15 Jul 2022

WCAG 2.2 guidelines are an updated set of web accessibility standards being drafted by the W3C. Their upcoming release contains new success criteria that builds on the WCAG 2.1 standard while still leaving the existing guidelines intact. Understanding WCAG 2.2 vs WCAG 2.1 is an important step for your organization’s long term web accessibility strategy.

What’s new in WCAG 2.2?

The WCAG 2.2 guidelines add 9 additional success criteria including additions to the Navigable, Input Modalities, Predictable, and Input Assistance sections.
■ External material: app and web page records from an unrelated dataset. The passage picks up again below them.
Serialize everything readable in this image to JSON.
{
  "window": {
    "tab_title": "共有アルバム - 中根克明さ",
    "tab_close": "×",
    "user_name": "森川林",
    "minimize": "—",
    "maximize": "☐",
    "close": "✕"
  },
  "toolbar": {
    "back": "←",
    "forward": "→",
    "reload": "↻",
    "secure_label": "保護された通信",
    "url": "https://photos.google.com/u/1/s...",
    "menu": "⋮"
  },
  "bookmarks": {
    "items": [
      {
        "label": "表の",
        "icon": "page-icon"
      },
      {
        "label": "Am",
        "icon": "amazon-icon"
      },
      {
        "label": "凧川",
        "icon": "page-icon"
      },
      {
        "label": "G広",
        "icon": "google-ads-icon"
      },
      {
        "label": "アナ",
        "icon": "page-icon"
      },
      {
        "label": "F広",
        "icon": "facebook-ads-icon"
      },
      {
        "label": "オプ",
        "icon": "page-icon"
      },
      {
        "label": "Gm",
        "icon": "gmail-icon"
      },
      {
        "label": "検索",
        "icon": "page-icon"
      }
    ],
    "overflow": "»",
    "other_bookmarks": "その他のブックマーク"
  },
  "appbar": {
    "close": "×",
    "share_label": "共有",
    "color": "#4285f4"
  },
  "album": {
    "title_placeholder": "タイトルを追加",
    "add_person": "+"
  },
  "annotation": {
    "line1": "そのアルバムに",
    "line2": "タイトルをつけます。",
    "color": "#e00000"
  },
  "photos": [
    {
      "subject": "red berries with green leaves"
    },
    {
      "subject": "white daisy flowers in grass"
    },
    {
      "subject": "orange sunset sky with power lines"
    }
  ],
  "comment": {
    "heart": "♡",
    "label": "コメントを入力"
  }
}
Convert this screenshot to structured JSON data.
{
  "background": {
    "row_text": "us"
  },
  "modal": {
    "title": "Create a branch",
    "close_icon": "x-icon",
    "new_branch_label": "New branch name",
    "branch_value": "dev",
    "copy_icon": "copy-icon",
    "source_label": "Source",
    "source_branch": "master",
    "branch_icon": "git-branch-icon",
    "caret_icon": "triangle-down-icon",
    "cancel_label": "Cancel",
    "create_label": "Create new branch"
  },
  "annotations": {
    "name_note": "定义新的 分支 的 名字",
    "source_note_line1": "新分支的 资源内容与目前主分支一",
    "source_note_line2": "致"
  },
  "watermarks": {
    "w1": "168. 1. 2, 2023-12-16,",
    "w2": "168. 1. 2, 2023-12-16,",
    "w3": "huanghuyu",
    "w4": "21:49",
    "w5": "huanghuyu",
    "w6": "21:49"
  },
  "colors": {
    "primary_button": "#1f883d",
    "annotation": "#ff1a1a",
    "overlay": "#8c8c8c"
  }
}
According to the working draft of the WCAG 2.2 guidelines

“WCAG 2.2 was initiated with the goal to continue the work of WCAG 2.1: Improving accessibility guidance for three major groups: users with cognitive or learning disabilities, users with low vision, and users with disabilities on mobile devices.” 

These improvements include…

  • 2.4.11 Focus Appearance (minimum), AA
  • 2.4.12 Focus Appearance (enhanced), AAA
  • 2.4.13 Page Break Navigation, A
  • 2.5.7 Dragging Movements, AA
  • 2.5.8 Target Size(minimum), AA
  • 3.2.6 Consistent Help, A
  • 3.2.7 Visible Controls, AA
  • 3.3.7 Accessible Authentication, A
  • 3.3.8 Redundant Entry, A

When will WCAG 2.2 be released?

A working draft of the WCAG 2.2 guidelines is available however the full release is still coming down the road. At the moment, the W3C plans on releasing the final draft of WCAG 2.2 by September of 2022.

What comes after 2.2? – WCAG 3.0

This latest update to the WCAG guidelines will be followed by a complete re-write of the WCAG standard. While 2.1 and 2.2 standards will carry the same legitimacy as before, the 3.0 guidelines are aimed at simplifying success criteria and creating a framework that is easier to understand and achieve.  The WCAG 3.0 guidelines are currently being written with a draft available on the W3C website.

What does this mean for my web accessibility strategy?

The great thing about the WCAG 2.2 guidelines is that they are backwards compatible with the existing 2.1 ruleset. This means that if you already have a web accessibility strategy at your organization, you won’t have to make large process changes to be conforming. In fact, the 2.1 standard will hold the same weight as it currently does.